[Stored records]
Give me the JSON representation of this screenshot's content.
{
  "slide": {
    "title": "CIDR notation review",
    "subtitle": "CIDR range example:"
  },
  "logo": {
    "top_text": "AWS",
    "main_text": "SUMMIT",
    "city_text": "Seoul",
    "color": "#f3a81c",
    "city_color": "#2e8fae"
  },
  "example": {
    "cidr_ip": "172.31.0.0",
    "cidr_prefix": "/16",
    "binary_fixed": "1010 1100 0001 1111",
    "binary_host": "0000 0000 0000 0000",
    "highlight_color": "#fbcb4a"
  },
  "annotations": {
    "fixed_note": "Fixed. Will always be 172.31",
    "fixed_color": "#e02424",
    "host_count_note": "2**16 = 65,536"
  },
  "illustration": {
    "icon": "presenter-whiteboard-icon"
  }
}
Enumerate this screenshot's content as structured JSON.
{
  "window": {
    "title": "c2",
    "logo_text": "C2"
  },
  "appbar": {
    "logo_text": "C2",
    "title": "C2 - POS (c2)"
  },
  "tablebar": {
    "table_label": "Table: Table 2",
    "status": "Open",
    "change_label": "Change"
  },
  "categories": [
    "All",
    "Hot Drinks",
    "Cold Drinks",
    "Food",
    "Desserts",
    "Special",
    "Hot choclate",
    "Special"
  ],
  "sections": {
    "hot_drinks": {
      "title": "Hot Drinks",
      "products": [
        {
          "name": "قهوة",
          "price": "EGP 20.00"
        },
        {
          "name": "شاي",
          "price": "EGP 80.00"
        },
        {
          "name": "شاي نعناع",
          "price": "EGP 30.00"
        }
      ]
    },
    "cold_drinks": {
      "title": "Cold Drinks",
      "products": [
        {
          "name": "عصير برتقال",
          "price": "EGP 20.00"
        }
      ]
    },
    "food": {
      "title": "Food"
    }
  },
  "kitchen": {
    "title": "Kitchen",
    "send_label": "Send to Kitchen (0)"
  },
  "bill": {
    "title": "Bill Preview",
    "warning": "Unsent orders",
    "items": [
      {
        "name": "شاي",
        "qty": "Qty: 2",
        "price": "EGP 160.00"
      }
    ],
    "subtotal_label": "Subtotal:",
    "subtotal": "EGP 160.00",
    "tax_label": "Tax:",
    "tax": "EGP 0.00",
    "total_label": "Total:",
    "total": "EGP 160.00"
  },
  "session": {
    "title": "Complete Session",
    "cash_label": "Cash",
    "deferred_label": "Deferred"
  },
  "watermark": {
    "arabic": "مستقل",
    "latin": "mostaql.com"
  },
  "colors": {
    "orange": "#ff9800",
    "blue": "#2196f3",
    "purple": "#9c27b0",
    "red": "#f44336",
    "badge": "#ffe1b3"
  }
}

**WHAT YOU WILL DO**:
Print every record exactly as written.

**ANSWER SECTION**:
Give me the JSON representation of this screenshot's content.
{
  "slide": {
    "title": "CIDR notation review",
    "subtitle": "CIDR range example:"
  },
  "logo": {
    "top_text": "AWS",
    "main_text": "SUMMIT",
    "city_text": "Seoul",
    "color": "#f3a81c",
    "city_color": "#2e8fae"
  },
  "example": {
    "cidr_ip": "172.31.0.0",
    "cidr_prefix": "/16",
    "binary_fixed": "1010 1100 0001 1111",
    "binary_host": "0000 0000 0000 0000",
    "highlight_color": "#fbcb4a"
  },
  "annotations": {
    "fixed_note": "Fixed. Will always be 172.31",
    "fixed_color": "#e02424",
    "host_count_note": "2**16 = 65,536"
  },
  "illustration": {
    "icon": "presenter-whiteboard-icon"
  }
}
Enumerate this screenshot's content as structured JSON.
{
  "window": {
    "title": "c2",
    "logo_text": "C2"
  },
  "appbar": {
    "logo_text": "C2",
    "title": "C2 - POS (c2)"
  },
  "tablebar": {
    "table_label": "Table: Table 2",
    "status": "Open",
    "change_label": "Change"
  },
  "categories": [
    "All",
    "Hot Drinks",
    "Cold Drinks",
    "Food",
    "Desserts",
    "Special",
    "Hot choclate",
    "Special"
  ],
  "sections": {
    "hot_drinks": {
      "title": "Hot Drinks",
      "products": [
        {
          "name": "قهوة",
          "price": "EGP 20.00"
        },
        {
          "name": "شاي",
          "price": "EGP 80.00"
        },
        {
          "name": "شاي نعناع",
          "price": "EGP 30.00"
        }
      ]
    },
    "cold_drinks": {
      "title": "Cold Drinks",
      "products": [
        {
          "name": "عصير برتقال",
          "price": "EGP 20.00"
        }
      ]
    },
    "food": {
      "title": "Food"
    }
  },
  "kitchen": {
    "title": "Kitchen",
    "send_label": "Send to Kitchen (0)"
  },
  "bill": {
    "title": "Bill Preview",
    "warning": "Unsent orders",
    "items": [
      {
        "name": "شاي",
        "qty": "Qty: 2",
        "price": "EGP 160.00"
      }
    ],
    "subtotal_label": "Subtotal:",
    "subtotal": "EGP 160.00",
    "tax_label": "Tax:",
    "tax": "EGP 0.00",
    "total_label": "Total:",
    "total": "EGP 160.00"
  },
  "session": {
    "title": "Complete Session",
    "cash_label": "Cash",
    "deferred_label": "Deferred"
  },
  "watermark": {
    "arabic": "مستقل",
    "latin": "mostaql.com"
  },
  "colors": {
    "orange": "#ff9800",
    "blue": "#2196f3",
    "purple": "#9c27b0",
    "red": "#f44336",
    "badge": "#ffe1b3"
  }
}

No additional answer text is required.